January 5, 1898
DuBois Has a Hospital
The DuBois Hospital, which is a monument to the energy of Drs. S. Fugate and J.C. Sullivan was formally opened for the reception of patients on Monday. It is a three-story building 40 by 40 feet, with a wing attached 50 by 35 feet, and is situated on Scriber avenue, near the centre of town. It is well finished, and contains modern equipment and conveniences.
The male ward contains six and the female ward five beds. The staff will consist of Drs. Fugate and Sullivan, to whom the institution belongs, with Miss Pauley as head nurse and Miss Love as assistant.
Moved to Rochester
General Manager Lucius W. Robinson, of R. & P. C. & I. Company, will hereafter make his home in Rochester, New York, having removed his family to that city yesterday. Mr. Robinson's duties will nevertheless require him to spend much of his time in Punxsutawney. Dr. W. S. Blaisdell will occupy the dwelling vacated by Mr. Robinson.
New China Store
P.P. Long will put a large line of china and glassware in the Winslow building on or before February 1, '98. Any goods wanted now call out store. P.P. Long.
Lane's Long Journey
Last spring it was noted in the Messenger that a man named Ruben Lane, of Barnesboro, had passed through this place on his way to Kansas, where he was to marry a girl named Mary Ann Parker. Lane and the Parker girl had struck up a correspondence though a matrimonial agency and the girl promised to marry him if he would visit her.
Lane had but little money and he concluded to walk. As he had but one leg, the trip was a long and arduous one, some 950 miles. He arrived there a few days ago, but when Mary Ann looked him over she refused to wed. Lane is disconsolate and nearly 1,000 miles from home.
A Lawsuit for Fifteen Cents
The parties to a lawsuit wherein the issue involved was the munificent sum of fifteen cents, appeared before 'Squire Lowry yesterday afternoon, with their attorneys and witness the case was continued until Tuesday, February 1.
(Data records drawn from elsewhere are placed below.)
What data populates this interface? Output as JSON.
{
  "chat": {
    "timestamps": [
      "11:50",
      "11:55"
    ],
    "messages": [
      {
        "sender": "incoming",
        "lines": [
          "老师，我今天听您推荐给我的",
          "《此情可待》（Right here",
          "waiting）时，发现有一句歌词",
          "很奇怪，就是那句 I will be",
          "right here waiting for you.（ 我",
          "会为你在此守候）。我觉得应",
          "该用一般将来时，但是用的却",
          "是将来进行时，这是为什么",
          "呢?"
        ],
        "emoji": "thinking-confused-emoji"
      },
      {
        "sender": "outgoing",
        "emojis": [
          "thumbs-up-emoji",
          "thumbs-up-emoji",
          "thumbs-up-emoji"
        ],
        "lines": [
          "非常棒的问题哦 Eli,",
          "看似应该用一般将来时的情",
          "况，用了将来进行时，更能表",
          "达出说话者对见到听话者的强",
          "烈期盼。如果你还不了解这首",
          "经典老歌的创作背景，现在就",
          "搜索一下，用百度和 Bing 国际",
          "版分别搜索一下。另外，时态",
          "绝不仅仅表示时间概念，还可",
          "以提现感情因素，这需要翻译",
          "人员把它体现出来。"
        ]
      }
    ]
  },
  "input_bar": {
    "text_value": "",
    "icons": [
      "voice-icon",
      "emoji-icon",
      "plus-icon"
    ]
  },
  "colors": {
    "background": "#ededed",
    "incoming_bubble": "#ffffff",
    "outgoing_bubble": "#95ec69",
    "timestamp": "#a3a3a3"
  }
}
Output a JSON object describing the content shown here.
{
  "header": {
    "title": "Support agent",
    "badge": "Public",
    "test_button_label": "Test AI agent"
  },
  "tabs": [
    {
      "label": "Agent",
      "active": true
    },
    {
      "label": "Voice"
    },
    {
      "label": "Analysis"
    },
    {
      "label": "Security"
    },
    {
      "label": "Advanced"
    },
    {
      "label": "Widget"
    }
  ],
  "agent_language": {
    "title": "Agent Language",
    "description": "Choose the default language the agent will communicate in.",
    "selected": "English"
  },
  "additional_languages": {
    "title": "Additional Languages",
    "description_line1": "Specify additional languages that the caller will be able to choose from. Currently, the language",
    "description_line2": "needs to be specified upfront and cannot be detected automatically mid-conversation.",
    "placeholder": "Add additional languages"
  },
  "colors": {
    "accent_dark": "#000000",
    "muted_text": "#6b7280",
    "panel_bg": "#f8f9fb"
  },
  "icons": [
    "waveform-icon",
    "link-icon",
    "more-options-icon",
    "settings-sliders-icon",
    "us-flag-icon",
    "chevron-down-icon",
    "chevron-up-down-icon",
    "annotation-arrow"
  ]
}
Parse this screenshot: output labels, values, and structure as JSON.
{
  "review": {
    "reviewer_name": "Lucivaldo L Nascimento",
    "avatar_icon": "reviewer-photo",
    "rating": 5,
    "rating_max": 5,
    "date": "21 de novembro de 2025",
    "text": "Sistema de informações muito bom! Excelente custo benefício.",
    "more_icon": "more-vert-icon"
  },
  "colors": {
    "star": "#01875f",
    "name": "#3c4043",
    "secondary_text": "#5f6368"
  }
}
It is not the fifteen cents that the plaintiff really wants — it is simply to vindicate the eternal and everlasting principles of right and justice between man and man.